Count every line of the listing where the string "JSON" occurs, and reply with the count alone.
▼
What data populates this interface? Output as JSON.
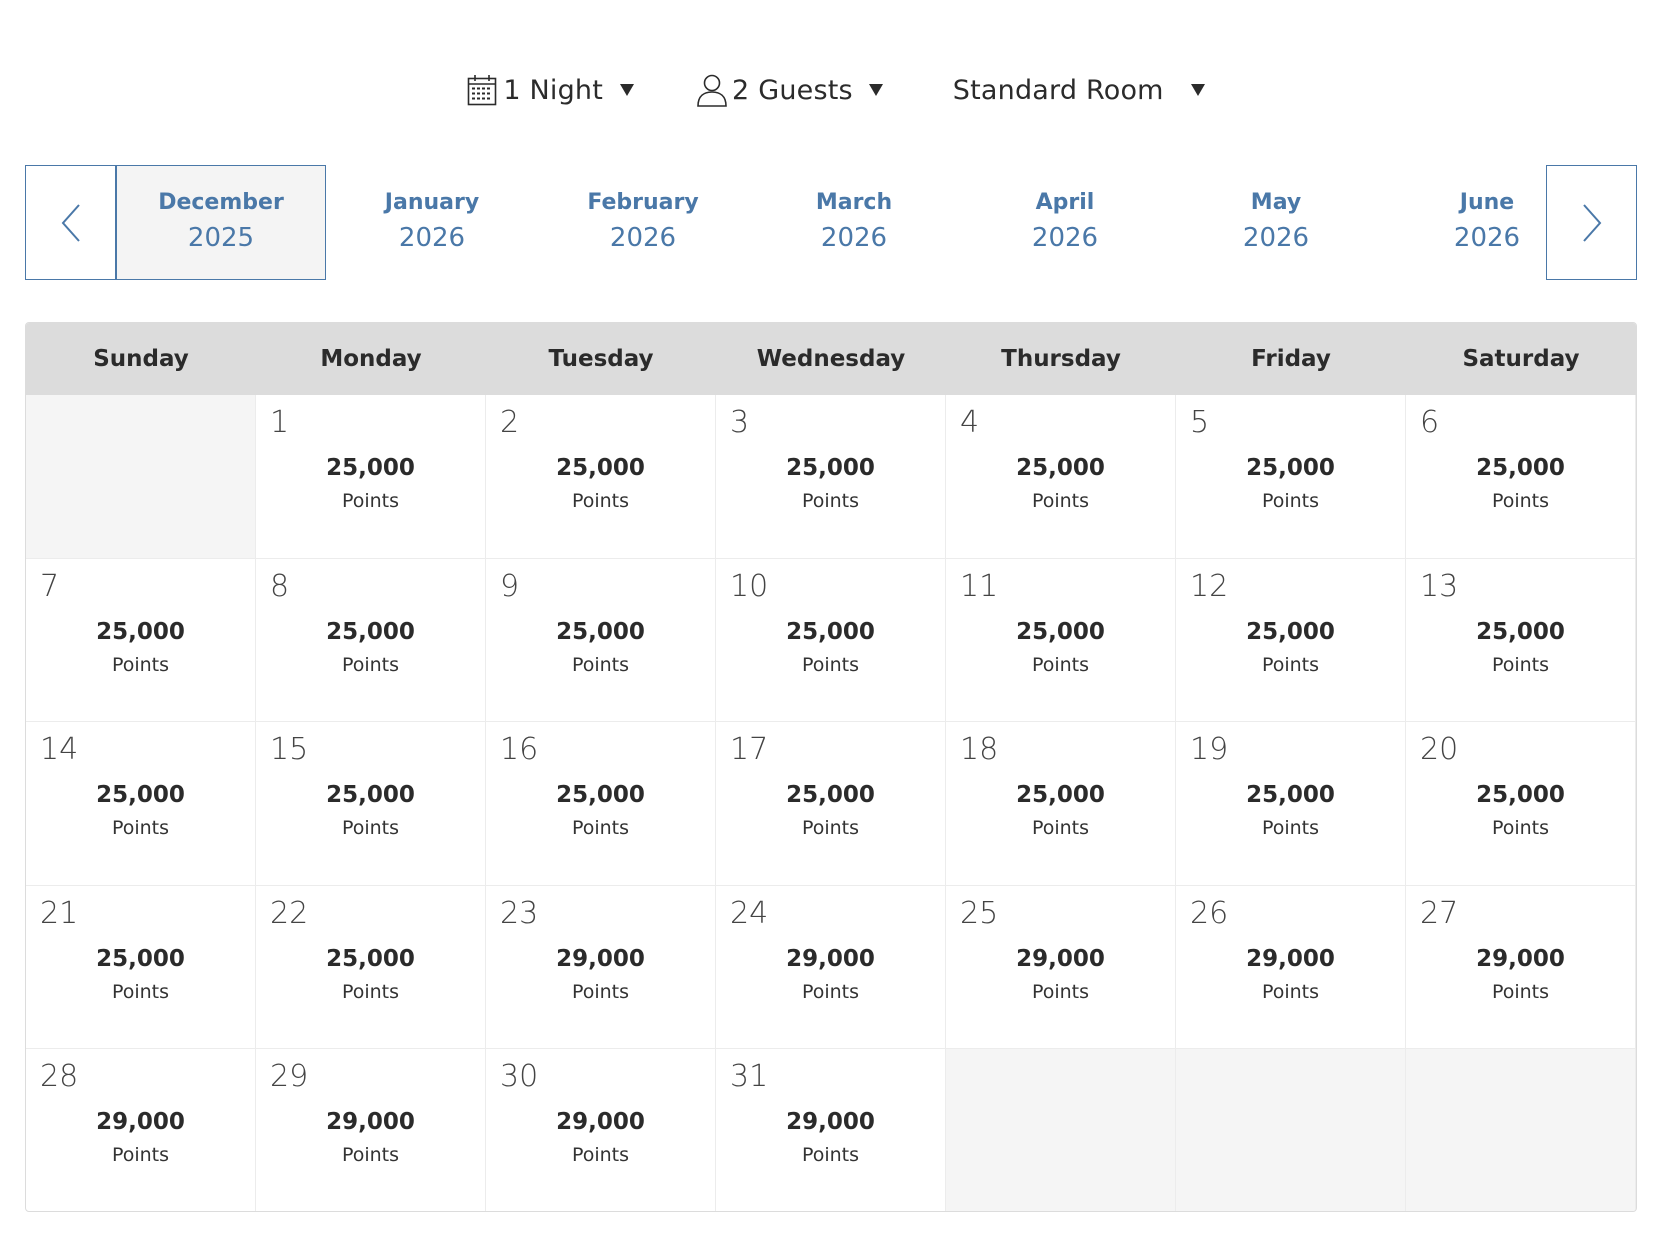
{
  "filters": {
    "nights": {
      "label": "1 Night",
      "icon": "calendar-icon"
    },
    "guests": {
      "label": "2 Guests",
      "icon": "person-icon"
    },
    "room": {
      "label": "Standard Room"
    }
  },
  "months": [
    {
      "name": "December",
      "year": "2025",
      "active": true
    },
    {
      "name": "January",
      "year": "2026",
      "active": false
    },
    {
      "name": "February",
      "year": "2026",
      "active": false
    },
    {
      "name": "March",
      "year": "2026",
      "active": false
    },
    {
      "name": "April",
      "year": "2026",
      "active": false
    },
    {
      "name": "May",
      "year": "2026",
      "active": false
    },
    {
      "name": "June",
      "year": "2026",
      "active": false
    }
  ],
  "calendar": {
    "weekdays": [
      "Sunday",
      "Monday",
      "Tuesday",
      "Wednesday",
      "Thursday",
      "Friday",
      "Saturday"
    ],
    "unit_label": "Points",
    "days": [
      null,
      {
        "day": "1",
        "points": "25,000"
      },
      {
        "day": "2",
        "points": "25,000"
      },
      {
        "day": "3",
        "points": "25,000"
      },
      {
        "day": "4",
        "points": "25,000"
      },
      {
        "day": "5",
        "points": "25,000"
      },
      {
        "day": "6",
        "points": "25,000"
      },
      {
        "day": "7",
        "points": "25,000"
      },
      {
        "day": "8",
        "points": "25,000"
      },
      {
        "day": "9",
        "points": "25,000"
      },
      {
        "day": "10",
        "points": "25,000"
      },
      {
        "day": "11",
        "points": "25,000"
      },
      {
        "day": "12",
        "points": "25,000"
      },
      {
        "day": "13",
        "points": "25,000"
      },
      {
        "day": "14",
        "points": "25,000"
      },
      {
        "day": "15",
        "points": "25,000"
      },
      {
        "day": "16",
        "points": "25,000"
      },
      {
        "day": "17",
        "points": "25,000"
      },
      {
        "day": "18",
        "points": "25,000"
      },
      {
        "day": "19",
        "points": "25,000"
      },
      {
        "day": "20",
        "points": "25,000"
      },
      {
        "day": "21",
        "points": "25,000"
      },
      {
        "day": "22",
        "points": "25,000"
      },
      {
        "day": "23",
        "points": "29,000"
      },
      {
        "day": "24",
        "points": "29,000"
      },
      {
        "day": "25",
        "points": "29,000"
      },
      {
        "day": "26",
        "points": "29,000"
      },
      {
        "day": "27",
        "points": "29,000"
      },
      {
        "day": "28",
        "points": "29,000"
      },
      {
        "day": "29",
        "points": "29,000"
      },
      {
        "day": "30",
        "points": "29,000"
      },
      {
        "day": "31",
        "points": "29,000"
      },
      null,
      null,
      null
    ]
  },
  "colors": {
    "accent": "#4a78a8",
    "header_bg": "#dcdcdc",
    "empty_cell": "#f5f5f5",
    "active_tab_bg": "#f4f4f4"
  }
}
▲
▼
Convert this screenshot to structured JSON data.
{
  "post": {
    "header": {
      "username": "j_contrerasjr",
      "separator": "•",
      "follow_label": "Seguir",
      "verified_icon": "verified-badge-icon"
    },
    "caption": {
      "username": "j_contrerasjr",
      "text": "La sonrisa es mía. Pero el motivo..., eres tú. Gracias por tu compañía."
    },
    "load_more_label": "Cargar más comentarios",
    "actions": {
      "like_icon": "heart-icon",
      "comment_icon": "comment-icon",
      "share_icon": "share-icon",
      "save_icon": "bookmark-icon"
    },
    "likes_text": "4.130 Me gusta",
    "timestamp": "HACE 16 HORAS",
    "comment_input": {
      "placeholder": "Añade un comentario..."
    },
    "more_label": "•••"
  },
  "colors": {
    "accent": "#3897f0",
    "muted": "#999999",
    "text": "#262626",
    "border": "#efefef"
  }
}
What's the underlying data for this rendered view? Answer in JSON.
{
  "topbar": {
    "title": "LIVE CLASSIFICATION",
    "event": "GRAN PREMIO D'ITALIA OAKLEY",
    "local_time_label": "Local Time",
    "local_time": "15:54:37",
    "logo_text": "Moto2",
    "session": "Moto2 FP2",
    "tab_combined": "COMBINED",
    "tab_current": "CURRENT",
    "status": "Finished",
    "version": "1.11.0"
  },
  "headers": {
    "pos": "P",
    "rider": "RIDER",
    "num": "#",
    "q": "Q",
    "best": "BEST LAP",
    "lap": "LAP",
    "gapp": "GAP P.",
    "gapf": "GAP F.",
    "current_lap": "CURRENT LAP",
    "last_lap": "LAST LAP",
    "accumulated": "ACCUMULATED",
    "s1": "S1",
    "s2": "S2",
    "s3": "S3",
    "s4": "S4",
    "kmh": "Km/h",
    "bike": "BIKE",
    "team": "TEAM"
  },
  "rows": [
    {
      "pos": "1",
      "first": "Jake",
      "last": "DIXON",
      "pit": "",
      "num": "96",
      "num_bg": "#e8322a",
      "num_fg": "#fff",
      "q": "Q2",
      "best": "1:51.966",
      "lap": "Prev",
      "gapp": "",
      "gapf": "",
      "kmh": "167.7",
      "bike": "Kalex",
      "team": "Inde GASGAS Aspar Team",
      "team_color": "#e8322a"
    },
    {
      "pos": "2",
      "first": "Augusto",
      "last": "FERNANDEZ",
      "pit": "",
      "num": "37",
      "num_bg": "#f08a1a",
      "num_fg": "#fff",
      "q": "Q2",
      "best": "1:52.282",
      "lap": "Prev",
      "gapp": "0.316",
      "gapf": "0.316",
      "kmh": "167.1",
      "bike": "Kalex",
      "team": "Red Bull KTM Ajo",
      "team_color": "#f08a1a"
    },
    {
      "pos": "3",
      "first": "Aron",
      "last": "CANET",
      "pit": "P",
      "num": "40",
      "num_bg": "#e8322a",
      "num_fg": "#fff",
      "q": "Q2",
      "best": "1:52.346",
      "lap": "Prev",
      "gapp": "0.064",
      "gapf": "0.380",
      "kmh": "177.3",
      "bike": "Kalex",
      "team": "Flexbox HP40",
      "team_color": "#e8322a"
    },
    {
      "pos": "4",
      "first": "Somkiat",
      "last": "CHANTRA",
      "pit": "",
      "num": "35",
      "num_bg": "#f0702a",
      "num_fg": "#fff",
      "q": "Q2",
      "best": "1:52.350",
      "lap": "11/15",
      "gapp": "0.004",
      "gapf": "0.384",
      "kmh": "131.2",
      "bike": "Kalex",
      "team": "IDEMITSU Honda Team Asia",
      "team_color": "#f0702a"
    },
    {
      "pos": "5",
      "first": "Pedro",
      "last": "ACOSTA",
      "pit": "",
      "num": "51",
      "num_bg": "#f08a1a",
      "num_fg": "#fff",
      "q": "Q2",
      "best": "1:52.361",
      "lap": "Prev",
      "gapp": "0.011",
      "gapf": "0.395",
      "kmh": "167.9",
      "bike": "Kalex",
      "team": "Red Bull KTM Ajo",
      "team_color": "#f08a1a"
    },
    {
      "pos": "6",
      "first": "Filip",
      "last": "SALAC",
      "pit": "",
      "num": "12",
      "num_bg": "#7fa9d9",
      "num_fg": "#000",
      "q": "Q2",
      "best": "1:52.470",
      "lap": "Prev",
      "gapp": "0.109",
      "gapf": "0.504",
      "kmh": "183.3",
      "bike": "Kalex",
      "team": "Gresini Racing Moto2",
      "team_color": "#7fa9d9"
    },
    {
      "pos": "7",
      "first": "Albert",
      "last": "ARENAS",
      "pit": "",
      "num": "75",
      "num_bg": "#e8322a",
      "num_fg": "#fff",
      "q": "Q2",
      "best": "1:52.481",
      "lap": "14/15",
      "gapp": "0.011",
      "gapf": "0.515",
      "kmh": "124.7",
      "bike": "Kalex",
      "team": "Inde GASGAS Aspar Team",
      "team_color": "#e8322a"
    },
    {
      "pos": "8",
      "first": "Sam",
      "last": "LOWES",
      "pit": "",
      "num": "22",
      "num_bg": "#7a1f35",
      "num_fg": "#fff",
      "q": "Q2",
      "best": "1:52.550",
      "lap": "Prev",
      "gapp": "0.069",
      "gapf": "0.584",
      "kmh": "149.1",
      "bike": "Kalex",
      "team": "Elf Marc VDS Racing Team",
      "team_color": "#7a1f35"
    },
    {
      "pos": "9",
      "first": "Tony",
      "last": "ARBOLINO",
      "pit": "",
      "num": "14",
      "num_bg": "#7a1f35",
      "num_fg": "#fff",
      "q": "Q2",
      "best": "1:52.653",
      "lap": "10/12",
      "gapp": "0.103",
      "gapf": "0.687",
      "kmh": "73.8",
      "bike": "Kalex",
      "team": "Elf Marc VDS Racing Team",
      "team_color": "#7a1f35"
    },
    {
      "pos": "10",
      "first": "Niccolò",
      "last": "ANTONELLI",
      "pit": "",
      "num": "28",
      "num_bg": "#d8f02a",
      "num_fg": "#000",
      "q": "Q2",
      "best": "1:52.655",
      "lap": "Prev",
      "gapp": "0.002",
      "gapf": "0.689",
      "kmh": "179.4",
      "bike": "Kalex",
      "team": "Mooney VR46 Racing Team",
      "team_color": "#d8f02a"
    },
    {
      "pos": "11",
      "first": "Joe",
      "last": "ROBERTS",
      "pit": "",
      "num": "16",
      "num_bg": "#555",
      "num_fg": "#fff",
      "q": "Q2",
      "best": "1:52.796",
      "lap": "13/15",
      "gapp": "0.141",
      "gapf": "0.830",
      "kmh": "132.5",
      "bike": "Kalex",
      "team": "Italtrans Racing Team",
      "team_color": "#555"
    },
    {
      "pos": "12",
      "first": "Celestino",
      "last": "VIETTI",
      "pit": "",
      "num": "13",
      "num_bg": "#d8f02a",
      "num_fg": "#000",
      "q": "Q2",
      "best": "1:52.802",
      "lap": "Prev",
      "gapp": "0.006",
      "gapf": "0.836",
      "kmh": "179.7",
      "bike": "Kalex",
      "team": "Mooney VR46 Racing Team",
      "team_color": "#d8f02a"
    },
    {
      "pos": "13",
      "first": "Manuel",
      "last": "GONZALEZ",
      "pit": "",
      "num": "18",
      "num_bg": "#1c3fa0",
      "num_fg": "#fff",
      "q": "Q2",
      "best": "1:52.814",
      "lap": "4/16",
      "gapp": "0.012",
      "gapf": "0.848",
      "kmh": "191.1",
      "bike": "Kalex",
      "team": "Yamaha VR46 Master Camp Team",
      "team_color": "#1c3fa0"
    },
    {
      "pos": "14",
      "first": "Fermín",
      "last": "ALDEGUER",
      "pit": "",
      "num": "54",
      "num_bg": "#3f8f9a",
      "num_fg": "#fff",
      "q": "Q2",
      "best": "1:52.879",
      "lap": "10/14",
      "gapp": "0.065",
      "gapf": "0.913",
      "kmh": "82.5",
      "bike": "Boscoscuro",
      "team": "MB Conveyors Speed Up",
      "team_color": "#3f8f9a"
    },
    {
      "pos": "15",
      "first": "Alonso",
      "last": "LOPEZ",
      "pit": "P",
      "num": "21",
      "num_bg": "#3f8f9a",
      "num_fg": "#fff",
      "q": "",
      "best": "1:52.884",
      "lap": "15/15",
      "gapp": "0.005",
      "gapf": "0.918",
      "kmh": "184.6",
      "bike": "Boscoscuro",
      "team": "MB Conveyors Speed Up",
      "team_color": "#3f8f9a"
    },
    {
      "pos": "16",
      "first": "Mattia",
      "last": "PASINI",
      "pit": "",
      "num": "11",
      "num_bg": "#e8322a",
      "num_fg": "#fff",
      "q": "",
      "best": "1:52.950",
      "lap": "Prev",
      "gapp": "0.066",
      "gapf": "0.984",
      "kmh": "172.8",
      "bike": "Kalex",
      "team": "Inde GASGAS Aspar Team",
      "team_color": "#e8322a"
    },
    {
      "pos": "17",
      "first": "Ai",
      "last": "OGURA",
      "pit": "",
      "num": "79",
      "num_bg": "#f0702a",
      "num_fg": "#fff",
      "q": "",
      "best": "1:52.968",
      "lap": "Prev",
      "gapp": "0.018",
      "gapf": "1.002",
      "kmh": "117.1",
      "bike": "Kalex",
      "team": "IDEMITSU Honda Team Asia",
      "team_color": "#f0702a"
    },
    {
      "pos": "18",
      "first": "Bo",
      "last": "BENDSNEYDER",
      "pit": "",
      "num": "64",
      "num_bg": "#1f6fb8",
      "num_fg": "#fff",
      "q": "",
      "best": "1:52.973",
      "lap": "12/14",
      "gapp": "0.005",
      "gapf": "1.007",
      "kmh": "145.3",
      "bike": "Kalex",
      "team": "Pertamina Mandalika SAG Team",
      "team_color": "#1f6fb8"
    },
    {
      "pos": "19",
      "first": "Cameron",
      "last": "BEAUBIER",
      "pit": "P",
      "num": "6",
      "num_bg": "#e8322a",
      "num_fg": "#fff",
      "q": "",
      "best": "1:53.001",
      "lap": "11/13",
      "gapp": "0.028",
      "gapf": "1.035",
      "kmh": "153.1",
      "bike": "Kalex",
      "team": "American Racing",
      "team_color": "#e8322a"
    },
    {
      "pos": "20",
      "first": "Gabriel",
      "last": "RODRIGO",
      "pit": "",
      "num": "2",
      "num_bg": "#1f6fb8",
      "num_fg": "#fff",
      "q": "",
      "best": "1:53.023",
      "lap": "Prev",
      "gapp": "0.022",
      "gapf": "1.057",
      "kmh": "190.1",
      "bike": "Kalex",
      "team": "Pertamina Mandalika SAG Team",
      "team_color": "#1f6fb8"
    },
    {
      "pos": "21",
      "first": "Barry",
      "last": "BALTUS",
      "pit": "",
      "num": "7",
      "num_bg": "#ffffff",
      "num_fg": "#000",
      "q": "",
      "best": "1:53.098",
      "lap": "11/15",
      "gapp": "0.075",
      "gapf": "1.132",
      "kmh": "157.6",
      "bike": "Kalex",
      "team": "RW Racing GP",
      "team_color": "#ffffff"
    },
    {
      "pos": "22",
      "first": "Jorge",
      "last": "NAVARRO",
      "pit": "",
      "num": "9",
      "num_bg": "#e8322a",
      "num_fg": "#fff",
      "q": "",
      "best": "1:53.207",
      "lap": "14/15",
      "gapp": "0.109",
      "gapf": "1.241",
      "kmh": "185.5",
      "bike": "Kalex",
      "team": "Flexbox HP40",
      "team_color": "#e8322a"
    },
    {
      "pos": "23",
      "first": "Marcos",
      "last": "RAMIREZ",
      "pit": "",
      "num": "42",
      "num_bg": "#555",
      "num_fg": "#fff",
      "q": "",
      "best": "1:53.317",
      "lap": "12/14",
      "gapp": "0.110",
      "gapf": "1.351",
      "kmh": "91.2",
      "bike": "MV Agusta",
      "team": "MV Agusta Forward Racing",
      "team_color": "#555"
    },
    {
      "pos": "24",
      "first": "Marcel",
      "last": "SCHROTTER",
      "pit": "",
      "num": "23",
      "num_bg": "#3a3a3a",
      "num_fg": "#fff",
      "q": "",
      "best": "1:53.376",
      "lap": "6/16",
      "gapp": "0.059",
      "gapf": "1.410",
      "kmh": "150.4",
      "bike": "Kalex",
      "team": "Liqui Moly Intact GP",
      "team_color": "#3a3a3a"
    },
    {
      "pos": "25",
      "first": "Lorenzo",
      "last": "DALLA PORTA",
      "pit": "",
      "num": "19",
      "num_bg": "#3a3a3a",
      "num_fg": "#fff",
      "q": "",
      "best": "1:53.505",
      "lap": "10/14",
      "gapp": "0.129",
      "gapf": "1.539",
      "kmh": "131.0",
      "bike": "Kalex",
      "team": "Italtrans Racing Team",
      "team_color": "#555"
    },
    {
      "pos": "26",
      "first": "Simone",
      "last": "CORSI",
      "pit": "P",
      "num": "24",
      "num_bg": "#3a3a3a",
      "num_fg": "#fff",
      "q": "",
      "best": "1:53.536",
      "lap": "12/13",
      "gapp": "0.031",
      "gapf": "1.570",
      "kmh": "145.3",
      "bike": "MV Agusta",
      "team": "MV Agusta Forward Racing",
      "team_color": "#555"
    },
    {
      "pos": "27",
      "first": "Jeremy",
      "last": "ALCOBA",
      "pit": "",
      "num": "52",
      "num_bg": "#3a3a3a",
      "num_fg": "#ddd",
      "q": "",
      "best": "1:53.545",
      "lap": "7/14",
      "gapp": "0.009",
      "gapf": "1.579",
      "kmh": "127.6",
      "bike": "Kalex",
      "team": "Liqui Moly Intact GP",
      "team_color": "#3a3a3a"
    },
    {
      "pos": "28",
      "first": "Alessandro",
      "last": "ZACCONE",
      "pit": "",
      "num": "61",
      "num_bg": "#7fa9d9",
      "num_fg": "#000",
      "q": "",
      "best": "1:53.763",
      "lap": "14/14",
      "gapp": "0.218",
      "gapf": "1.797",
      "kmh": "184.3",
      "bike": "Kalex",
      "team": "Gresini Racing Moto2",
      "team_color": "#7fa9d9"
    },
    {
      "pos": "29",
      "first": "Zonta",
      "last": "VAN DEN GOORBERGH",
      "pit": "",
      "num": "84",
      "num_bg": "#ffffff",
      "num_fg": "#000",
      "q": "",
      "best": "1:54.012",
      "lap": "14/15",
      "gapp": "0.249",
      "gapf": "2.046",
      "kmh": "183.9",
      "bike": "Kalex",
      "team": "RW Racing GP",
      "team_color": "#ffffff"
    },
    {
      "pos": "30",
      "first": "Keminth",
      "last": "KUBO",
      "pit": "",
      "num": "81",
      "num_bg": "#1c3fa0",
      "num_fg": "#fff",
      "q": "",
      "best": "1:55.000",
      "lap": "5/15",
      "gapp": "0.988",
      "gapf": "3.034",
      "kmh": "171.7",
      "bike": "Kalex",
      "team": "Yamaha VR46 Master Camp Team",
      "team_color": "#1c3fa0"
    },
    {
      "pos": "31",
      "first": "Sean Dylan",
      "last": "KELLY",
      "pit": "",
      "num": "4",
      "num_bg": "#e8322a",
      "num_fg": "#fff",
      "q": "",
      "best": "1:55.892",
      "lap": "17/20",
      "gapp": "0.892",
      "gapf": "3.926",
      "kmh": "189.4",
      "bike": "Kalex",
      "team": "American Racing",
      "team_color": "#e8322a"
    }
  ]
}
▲
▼
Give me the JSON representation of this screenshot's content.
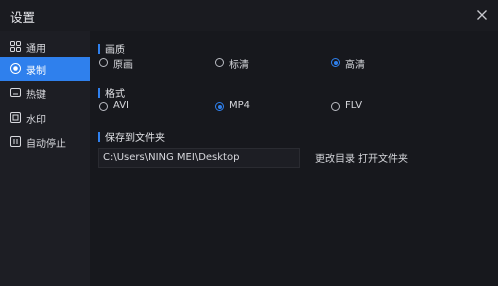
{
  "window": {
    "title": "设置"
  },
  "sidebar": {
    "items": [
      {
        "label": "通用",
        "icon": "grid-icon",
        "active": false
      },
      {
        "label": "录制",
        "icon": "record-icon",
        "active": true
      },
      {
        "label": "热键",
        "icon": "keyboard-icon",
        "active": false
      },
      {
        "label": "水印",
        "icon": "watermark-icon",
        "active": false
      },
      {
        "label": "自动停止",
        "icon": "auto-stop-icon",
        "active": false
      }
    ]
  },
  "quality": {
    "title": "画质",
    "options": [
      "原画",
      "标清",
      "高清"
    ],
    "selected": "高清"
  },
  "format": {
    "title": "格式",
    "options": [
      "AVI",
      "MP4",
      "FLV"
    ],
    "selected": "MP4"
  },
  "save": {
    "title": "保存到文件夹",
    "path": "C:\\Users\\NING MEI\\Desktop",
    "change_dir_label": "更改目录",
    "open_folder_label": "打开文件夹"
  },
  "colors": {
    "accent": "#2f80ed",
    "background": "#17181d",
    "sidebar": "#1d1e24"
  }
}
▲
> **Expected answer**
4